Update: Google said in an updated statement Saturday it is helping with a national site, but it stressed the testing triage site is being done by sister company Verily, and they are aiming to start testing soon in the San Francisco Bay Area.

A tweet previously embedded here has been deleted or was tweeted from an account that has been suspended or deleted.

By the numbers: Verily has 1,000 employees in total. On Thursday Google/Alphabet CEO Sundar Pichai sent out a call for volunteers from Google to help Verily with its COVID-19 project, and received 1700 offers.

What they're saying: "Google is helping to develop a website," Trump said. "It's going to be very quickly done, unlike Websites of the past — to determine if a test is warranted and to facilitate testing at a nearby, convenient location."

  • Google said in a tweet that workers at its Verily unit "are developing a tool to help triage individuals for COVID-19 testing."
  • "Verily is in the early stages of development, and planning to roll testing out in the Bay Area, with the hope of expanding more broadly over time," Google said in the tweet.
  • Google declined to comment beyond the tweet. It's not clear how many of the volunteers for the Verily project will end up actually contributing to it.

The big picture: Google has lots of employees in other parts of the company working on other virus-related issues.

  • It has been working with public health authorities across the globe to ensure authoritative information is displayed any time someone enters a virus-related search query.
  • And teams in search, advertising and YouTube are working to prevent misinformation and profiteering.

What's next: At the Friday press conference, Vice President Mike Pence promised more details and a launch date for the project by Sunday.


Editor's note: The original headline of this story, "Trump's Google math doesn't add up," has been changed to more accurately reflect the questions surrounding the president's announcement of the Google project. This article has been updated with Google's latest statement.

Go deeper

9 hours ago - Health

FDA advisory panel recommends Pfizer boosters for those 65 and older

A healthcare worker prepares a dose of the Pfizer-BioNTech Covid-19 vaccine at the Key Biscayne Community Center on Aug. 24, 2021. Photo: Eva Marie Uzcategui/Bloomberg via Getty Images

A key Food and Drug Administration advisory panel on Friday overwhelmingly voted against recommending Pfizer vaccine booster shots for younger Americans, but unanimously recommended approving the third shots for individuals 65 and older, as well as those at high-risk of severe COVID-19.

Why it matters: While the votes are non-binding, and the FDA must still make a final decision, Friday's move pours cold water on the Biden administration's plan to begin administering boosters to most individuals who received the Pfizer vaccine later this month.

9 hours ago - World

France recalls ambassadors from U.S. and Australia over submarine deal

Secretary of State Antony Blinken (L), French Foreign Minister Jean-Yves Le Drian (C), and French ambassador to the U.S. Philippe Etienne. Photo: Nicholas Kamm/AFP via Getty Images

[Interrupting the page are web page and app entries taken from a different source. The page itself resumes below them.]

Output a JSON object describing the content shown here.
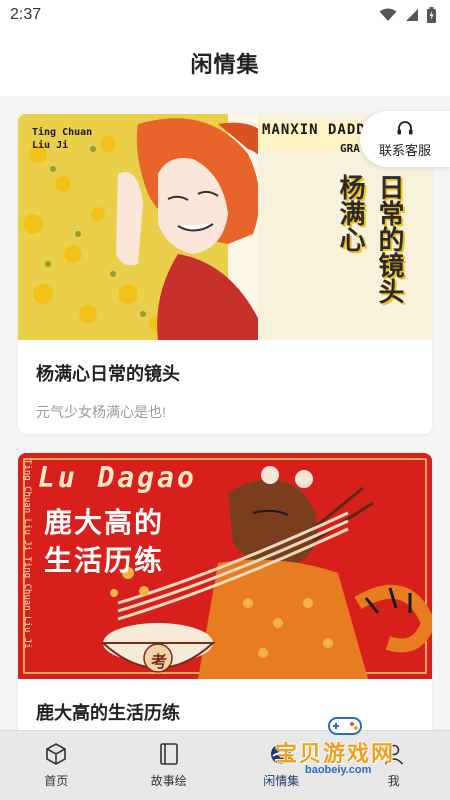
{
  "status_bar": {
    "time": "2:37"
  },
  "header": {
    "title": "闲情集"
  },
  "service": {
    "label": "联系客服",
    "icon": "headset-icon"
  },
  "cards": [
    {
      "title": "杨满心日常的镜头",
      "description": "元气少女杨满心是也!",
      "image": {
        "corner_text_1": "Ting Chuan",
        "corner_text_2": "Liu Ji",
        "banner_text": "MANXIN DADDY",
        "banner_text_2": "GRA",
        "vertical_1": "杨满心",
        "vertical_2": "日常的镜头"
      }
    },
    {
      "title": "鹿大高的生活历练",
      "description": "",
      "image": {
        "heading_en": "Lu Dagao",
        "heading_cn_1": "鹿大高的",
        "heading_cn_2": "生活历练",
        "side_text": "Ting Chuan Liu Ji Ting Chuan Liu Ji",
        "bowl_text": "考"
      }
    }
  ],
  "bottom_nav": [
    {
      "label": "首页",
      "icon": "cube-icon"
    },
    {
      "label": "故事绘",
      "icon": "book-icon"
    },
    {
      "label": "闲情集",
      "icon": "circle-icon"
    },
    {
      "label": "我",
      "icon": "user-icon"
    }
  ],
  "watermark": {
    "text": "宝贝游戏网",
    "url": "baobeiy.com"
  },
  "colors": {
    "accent": "#1e3a6e",
    "poster_red": "#d7201c",
    "flower_yellow": "#f3c21a"
  }
}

France has taken the extraordinary step of recalling its ambassadors to the U.S. and Australia after both countries blindsided their French allies with a new military pact and submarine contract, the French Foreign Ministry announced on Friday.

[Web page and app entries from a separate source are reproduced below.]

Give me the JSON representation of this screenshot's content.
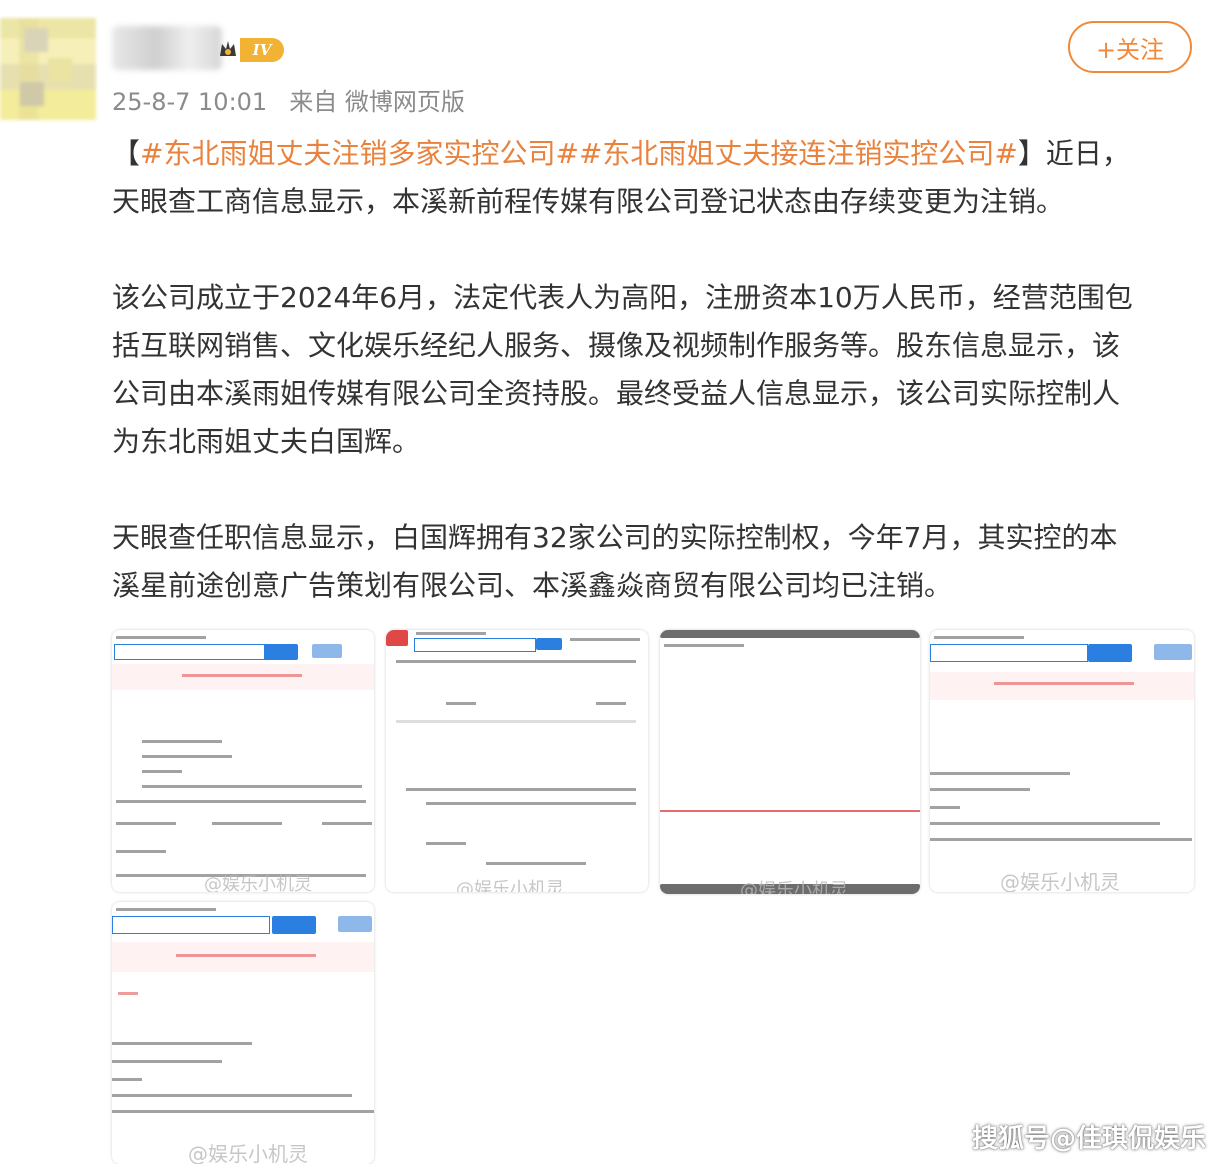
{
  "post": {
    "level": "IV",
    "time": "25-8-7 10:01",
    "source": "来自 微博网页版",
    "follow_label": "+关注",
    "p1_bracket_open": "【",
    "p1_tags": "#东北雨姐丈夫注销多家实控公司##东北雨姐丈夫接连注销实控公司#",
    "p1_bracket_close": "】近日，",
    "p1_line2": "天眼查工商信息显示，本溪新前程传媒有限公司登记状态由存续变更为注销。",
    "p2_lines": [
      "该公司成立于2024年6月，法定代表人为高阳，注册资本10万人民币，经营范围包",
      "括互联网销售、文化娱乐经纪人服务、摄像及视频制作服务等。股东信息显示，该",
      "公司由本溪雨姐传媒有限公司全资持股。最终受益人信息显示，该公司实际控制人",
      "为东北雨姐丈夫白国辉。"
    ],
    "p3_lines": [
      "天眼查任职信息显示，白国辉拥有32家公司的实际控制权，今年7月，其实控的本",
      "溪星前途创意广告策划有限公司、本溪鑫焱商贸有限公司均已注销。"
    ]
  },
  "thumb_watermark": "@娱乐小机灵",
  "site_watermark": "搜狐号@佳琪侃娱乐",
  "colors": {
    "accent": "#f08a3a",
    "tag": "#e8823c",
    "text": "#333333",
    "meta": "#8b8b8b"
  }
}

The backstory: While sealing an agreement with the U.S. and U.K. to acquire nuclear submarines, Australia ripped up an existing $90 billion submarine deal with France. That led senior French officials to accuse the U.S. of a "stab in the back."

Updated 10 hours ago - World

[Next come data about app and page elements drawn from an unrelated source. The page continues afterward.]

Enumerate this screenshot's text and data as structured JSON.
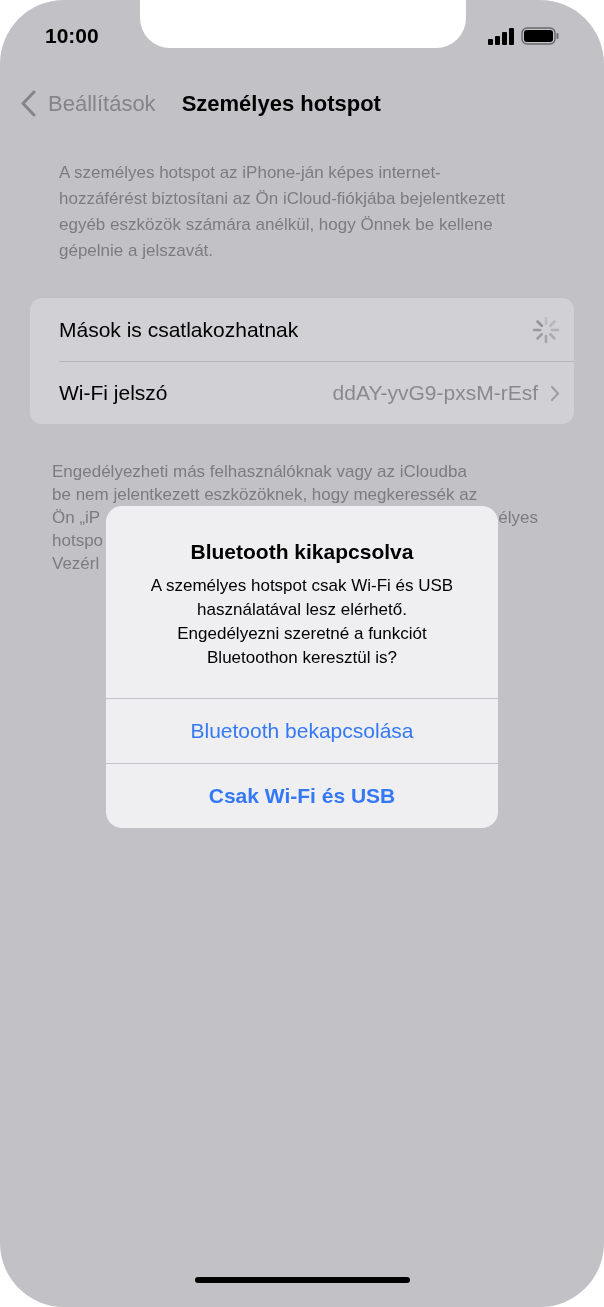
{
  "status_bar": {
    "time": "10:00"
  },
  "nav": {
    "back_label": "Beállítások",
    "title": "Személyes hotspot"
  },
  "description": "A személyes hotspot az iPhone-ján képes internet-hozzáférést biztosítani az Ön iCloud-fiókjába bejelentkezett egyéb eszközök számára anélkül, hogy Önnek be kellene gépelnie a jelszavát.",
  "settings": [
    {
      "kind": "spinner",
      "label": "Mások is csatlakozhatnak"
    },
    {
      "kind": "link",
      "label": "Wi-Fi jelszó",
      "value": "ddAY-yvG9-pxsM-rEsf"
    }
  ],
  "footer_lines": [
    {
      "left": "Engedélyezheti más felhasználóknak vagy az iCloudba"
    },
    {
      "left": "be nem jelentkezett eszközöknek, hogy megkeressék az"
    },
    {
      "left": "Ön „iP",
      "right": "élyes"
    },
    {
      "left": "hotspo"
    },
    {
      "left": "Vezérl"
    }
  ],
  "alert": {
    "title": "Bluetooth kikapcsolva",
    "message": "A személyes hotspot csak Wi-Fi és USB használatával lesz elérhető. Engedélyezni szeretné a funkciót Bluetoothon keresztül is?",
    "actions": [
      {
        "label": "Bluetooth bekapcsolása",
        "preferred": false
      },
      {
        "label": "Csak Wi-Fi és USB",
        "preferred": true
      }
    ]
  }
}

In reversal, Pentagon now says drone strike killed 10 Afghan civilians

Caskets for the dead are carried towards the gravesite as relatives and friends attend a mass funeral for members of a family that is said to have been killed in a U.S. drone airstrike, in Kabul on Aug. 30. Photo: Marcus Yam/Los Angeles Times via Getty Images

A U.S. drone strike launched on Aug. 29 killed 10 civilians in Afghanistan, including seven children, rather than the Islamic State extremists the Biden administration claimed it targeted, the Pentagon said Friday.

Why it matters: U.S. Central Command said at the time that officials "know" the drone strike "disrupted an imminent ISIS-K threat" to Kabul's airport, and that they were "confident we successfully hit the target."